• Data to examine
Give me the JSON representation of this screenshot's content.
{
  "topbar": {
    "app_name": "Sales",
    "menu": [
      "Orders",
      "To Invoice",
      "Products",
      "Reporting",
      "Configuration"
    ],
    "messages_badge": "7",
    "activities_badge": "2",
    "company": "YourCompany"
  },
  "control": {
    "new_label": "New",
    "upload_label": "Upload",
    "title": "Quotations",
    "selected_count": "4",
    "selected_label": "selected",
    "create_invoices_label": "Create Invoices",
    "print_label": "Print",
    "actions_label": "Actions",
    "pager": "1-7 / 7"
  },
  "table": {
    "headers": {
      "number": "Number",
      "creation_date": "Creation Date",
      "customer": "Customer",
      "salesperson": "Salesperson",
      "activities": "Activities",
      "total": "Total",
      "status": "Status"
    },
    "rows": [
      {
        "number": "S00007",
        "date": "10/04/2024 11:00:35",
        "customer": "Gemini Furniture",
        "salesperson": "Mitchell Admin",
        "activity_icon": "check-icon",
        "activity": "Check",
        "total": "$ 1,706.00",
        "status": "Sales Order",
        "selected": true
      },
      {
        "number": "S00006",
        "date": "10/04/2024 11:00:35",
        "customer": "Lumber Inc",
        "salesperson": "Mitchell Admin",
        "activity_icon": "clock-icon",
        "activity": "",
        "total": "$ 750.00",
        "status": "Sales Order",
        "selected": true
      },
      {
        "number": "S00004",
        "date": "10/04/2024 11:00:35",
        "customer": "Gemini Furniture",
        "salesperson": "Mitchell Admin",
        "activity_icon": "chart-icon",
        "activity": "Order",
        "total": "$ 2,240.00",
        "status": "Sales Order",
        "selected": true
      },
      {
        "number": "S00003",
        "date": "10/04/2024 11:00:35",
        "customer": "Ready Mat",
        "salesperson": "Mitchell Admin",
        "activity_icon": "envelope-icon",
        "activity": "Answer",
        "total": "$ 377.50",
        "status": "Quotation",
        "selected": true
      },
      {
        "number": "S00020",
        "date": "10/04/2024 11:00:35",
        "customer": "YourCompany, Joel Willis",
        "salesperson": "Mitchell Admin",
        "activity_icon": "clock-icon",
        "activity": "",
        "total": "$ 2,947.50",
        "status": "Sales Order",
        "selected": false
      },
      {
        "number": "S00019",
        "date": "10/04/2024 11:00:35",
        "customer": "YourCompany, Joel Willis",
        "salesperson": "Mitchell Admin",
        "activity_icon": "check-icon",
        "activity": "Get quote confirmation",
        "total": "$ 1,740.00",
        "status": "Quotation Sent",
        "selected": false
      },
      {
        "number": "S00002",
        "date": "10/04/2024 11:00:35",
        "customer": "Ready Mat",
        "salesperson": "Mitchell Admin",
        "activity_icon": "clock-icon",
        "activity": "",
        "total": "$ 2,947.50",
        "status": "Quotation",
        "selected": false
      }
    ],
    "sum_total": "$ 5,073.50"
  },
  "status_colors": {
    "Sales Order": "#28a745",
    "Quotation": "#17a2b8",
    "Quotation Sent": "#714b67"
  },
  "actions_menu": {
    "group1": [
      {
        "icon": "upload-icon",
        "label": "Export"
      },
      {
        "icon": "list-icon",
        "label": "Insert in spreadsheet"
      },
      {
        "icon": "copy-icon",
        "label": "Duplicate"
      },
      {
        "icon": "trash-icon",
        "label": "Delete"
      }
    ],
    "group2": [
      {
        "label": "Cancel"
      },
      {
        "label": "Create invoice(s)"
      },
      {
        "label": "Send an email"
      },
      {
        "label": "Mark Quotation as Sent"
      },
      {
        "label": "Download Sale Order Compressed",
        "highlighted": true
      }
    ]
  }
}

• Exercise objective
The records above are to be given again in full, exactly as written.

• Answer
Give me the JSON representation of this screenshot's content.
{
  "topbar": {
    "app_name": "Sales",
    "menu": [
      "Orders",
      "To Invoice",
      "Products",
      "Reporting",
      "Configuration"
    ],
    "messages_badge": "7",
    "activities_badge": "2",
    "company": "YourCompany"
  },
  "control": {
    "new_label": "New",
    "upload_label": "Upload",
    "title": "Quotations",
    "selected_count": "4",
    "selected_label": "selected",
    "create_invoices_label": "Create Invoices",
    "print_label": "Print",
    "actions_label": "Actions",
    "pager": "1-7 / 7"
  },
  "table": {
    "headers": {
      "number": "Number",
      "creation_date": "Creation Date",
      "customer": "Customer",
      "salesperson": "Salesperson",
      "activities": "Activities",
      "total": "Total",
      "status": "Status"
    },
    "rows": [
      {
        "number": "S00007",
        "date": "10/04/2024 11:00:35",
        "customer": "Gemini Furniture",
        "salesperson": "Mitchell Admin",
        "activity_icon": "check-icon",
        "activity": "Check",
        "total": "$ 1,706.00",
        "status": "Sales Order",
        "selected": true
      },
      {
        "number": "S00006",
        "date": "10/04/2024 11:00:35",
        "customer": "Lumber Inc",
        "salesperson": "Mitchell Admin",
        "activity_icon": "clock-icon",
        "activity": "",
        "total": "$ 750.00",
        "status": "Sales Order",
        "selected": true
      },
      {
        "number": "S00004",
        "date": "10/04/2024 11:00:35",
        "customer": "Gemini Furniture",
        "salesperson": "Mitchell Admin",
        "activity_icon": "chart-icon",
        "activity": "Order",
        "total": "$ 2,240.00",
        "status": "Sales Order",
        "selected": true
      },
      {
        "number": "S00003",
        "date": "10/04/2024 11:00:35",
        "customer": "Ready Mat",
        "salesperson": "Mitchell Admin",
        "activity_icon": "envelope-icon",
        "activity": "Answer",
        "total": "$ 377.50",
        "status": "Quotation",
        "selected": true
      },
      {
        "number": "S00020",
        "date": "10/04/2024 11:00:35",
        "customer": "YourCompany, Joel Willis",
        "salesperson": "Mitchell Admin",
        "activity_icon": "clock-icon",
        "activity": "",
        "total": "$ 2,947.50",
        "status": "Sales Order",
        "selected": false
      },
      {
        "number": "S00019",
        "date": "10/04/2024 11:00:35",
        "customer": "YourCompany, Joel Willis",
        "salesperson": "Mitchell Admin",
        "activity_icon": "check-icon",
        "activity": "Get quote confirmation",
        "total": "$ 1,740.00",
        "status": "Quotation Sent",
        "selected": false
      },
      {
        "number": "S00002",
        "date": "10/04/2024 11:00:35",
        "customer": "Ready Mat",
        "salesperson": "Mitchell Admin",
        "activity_icon": "clock-icon",
        "activity": "",
        "total": "$ 2,947.50",
        "status": "Quotation",
        "selected": false
      }
    ],
    "sum_total": "$ 5,073.50"
  },
  "status_colors": {
    "Sales Order": "#28a745",
    "Quotation": "#17a2b8",
    "Quotation Sent": "#714b67"
  },
  "actions_menu": {
    "group1": [
      {
        "icon": "upload-icon",
        "label": "Export"
      },
      {
        "icon": "list-icon",
        "label": "Insert in spreadsheet"
      },
      {
        "icon": "copy-icon",
        "label": "Duplicate"
      },
      {
        "icon": "trash-icon",
        "label": "Delete"
      }
    ],
    "group2": [
      {
        "label": "Cancel"
      },
      {
        "label": "Create invoice(s)"
      },
      {
        "label": "Send an email"
      },
      {
        "label": "Mark Quotation as Sent"
      },
      {
        "label": "Download Sale Order Compressed",
        "highlighted": true
      }
    ]
  }
}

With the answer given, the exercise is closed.